The Biedermeier (1815-1848)
The Biedermeier period was an era in Central Europe which began with the Congress of Vienna at the end of the Napoleonic Wars in 1815 and ended with the onset of the Revolutions of 1848. Biedermeier was an influential German style of furniture design .Although the term itself derives from a literary reference from the period, it is used mostly to denote the artistic styles that flourished in the fields of literature, music, the visual arts and interior design. It has influenced later styles, especially those originating in Vienna .
Throughout the period, emphasis was kept upon clean lines and minimal ornamentation consistent with the basis of the Biedermeier in utilitarian principles. As the period progressed, however, the style moved from the early rebellion against Romantic-era fussiness to increasingly ornate commissions by a rising middle class, eager to show their newfound wealth. The idea of clean lines and utilitarian postures would resurface in the 20th century, continuing into the present day. Middle to late Biedermeier furniture design represented a heralding towards historicism and revival eras long sought for. Social forces originating in France would change the artisan-patron system that achieved this period of design, first in the German states, and then into Scandinavia.
The middle class growth originated in the Industrial Revolution in Britain and many Biedermeier designs owe their simplicity to Georgian lines of the 19th century, as the proliferation of design publications reached the loose German states and Austria-Hungary.
The Biedermeier period was more of a particular mood and collection of trends and less of an era with the growing industrialization and urbanization taking the lead in its development. Political stability after the end of the Napoleonic Wars and the Congress of Vienna also led to the development of this era, along with the introduction of a new urban class,The Biedermeier style. The style was designed to be flashy to the middle class but less glamorous to the high class. The emergence of the middle class brought a large influx of aristocratic people into the cities and helped establish new artistic tastes for the upper class. After the reign of Emperor Francis I, the courts of Europe became more similar in style and approach, which gave rise to this concept. The middle class was considered the true middle of society and was the representative of high culture and the artisans of the lower classes.
The evolution of the style is traced to a wide array of influences in the cultural and social spheres that took shape before, during, and after the Congress of Vienna, but most notably, the passing of a combination of democratic reforms in the Habsburg Empire.

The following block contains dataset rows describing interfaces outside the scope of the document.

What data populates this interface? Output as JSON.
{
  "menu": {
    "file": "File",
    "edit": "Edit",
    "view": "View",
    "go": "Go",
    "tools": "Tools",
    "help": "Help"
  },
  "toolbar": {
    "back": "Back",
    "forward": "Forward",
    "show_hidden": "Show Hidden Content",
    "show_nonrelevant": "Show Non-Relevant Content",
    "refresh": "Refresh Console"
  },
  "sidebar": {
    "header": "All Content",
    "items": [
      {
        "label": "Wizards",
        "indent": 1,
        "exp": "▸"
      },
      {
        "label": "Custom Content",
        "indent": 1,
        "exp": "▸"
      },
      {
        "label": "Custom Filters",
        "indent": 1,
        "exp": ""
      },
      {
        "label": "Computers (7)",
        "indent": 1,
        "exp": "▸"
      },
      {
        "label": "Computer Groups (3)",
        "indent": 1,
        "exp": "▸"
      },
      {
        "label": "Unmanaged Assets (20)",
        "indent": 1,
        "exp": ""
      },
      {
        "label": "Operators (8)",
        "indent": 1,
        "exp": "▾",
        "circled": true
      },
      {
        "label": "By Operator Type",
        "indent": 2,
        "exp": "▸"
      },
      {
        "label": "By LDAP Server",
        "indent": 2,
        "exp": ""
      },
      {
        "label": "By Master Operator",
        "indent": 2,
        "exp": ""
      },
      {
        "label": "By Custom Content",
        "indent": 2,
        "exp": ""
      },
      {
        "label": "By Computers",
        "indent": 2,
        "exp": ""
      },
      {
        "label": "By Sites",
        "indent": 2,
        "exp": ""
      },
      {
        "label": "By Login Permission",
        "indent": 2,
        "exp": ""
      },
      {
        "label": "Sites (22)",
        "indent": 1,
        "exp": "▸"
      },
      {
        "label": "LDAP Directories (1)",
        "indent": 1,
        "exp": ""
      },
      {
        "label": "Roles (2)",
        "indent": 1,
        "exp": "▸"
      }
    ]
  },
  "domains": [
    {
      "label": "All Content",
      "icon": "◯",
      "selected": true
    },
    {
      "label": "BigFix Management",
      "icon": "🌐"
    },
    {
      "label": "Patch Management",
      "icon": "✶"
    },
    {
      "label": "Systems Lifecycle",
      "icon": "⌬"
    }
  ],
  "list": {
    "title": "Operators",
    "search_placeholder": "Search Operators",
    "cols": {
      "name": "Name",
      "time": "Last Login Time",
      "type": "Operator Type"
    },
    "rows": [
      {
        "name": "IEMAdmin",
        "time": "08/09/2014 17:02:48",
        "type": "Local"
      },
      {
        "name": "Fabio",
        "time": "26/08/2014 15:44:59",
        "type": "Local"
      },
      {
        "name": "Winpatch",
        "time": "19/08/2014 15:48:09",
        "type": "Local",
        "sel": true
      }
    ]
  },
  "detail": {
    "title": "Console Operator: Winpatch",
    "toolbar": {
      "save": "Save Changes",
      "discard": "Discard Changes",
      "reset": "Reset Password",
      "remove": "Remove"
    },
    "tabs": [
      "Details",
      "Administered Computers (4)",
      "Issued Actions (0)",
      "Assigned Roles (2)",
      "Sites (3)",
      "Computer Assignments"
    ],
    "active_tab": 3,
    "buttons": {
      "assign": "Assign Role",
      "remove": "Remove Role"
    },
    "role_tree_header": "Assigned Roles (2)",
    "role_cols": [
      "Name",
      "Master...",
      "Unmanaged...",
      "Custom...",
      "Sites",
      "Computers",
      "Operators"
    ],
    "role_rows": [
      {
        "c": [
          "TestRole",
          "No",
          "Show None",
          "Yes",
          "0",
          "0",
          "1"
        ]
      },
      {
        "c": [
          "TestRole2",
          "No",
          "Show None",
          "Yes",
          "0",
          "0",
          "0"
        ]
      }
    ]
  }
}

Modest informs the Biedermeier period saw an emphasis on music, dance, theater, and literature among the aristocracy.
Biedermeier furniture used locally available materials such as cherry, ash, and oak woods rather than the expensive timbers such as fully imported mahogany. Whilst this timber was available near trading ports such as Antwerp, Hamburg, and Stockholm, it was taxed heavily whenever it passed through another principality. This made mahogany very expensive to use and much local cherry and pearwood was stained to imitate the more expensive timbers. Stylistically, the furniture was simple and elegant.
Many unique designs were created in Vienna, primarily because a young apprentice was examined on his use of material, construction, originality of design, and quality of cabinet work, before being admitted to the league of approved master cabinetmakers. Furniture from the earlier period (1815–1830) was the most severe and neoclassical in inspiration. It also supplied the most fantastic forms which the second half of the period (1830–1848) lacked, being influenced by the many style publications from Britain. Biedermeier furniture was the first style in the world that emanated from the growing middle class. It preceded Victoriana and influenced mainly German-speaking countries. In Sweden, Jean-Baptiste Bernadotte, whom Napoleon appointed as ambassador to Sweden to sideline his ambitions, abandoned his support for Napoleon in a shrewd political move. Later, after being adopted by the King of Sweden (who was childless), he became Sweden’s new king as Karl XIV Johan. The Swedish Karl Johan style, similar to Biedermeier, retained its elegant and blatantly Napoleonic style throughout the 19th century.
Biedermeier furniture and lifestyle was a focus of exhibitions at the Vienna applied arts museum in 1896. The many visitors to this exhibition were so influenced by this fantasy style and its elegance that a new resurgence or revival period became popular amongst European cabinetmakers. This revival period lasted up until the Art Deco style was taken up. Biedermeier also influenced the various Bauhaus styles through their truth in material philosophy.
The original Biedermeier period changed with the political unrest of 1845–1848 (its end date). With the revolutions in European historicism, furniture of the later years of the period took on a distinct Wilhelminian or Victorian style.
The term Biedermeier is also used to refer to a style of clocks made in Vienna in the early 19th century. The clean and simple lines included a light and airy aesthetic, especially in Viennese regulators of the Laterndluhr and Dachluhr styles.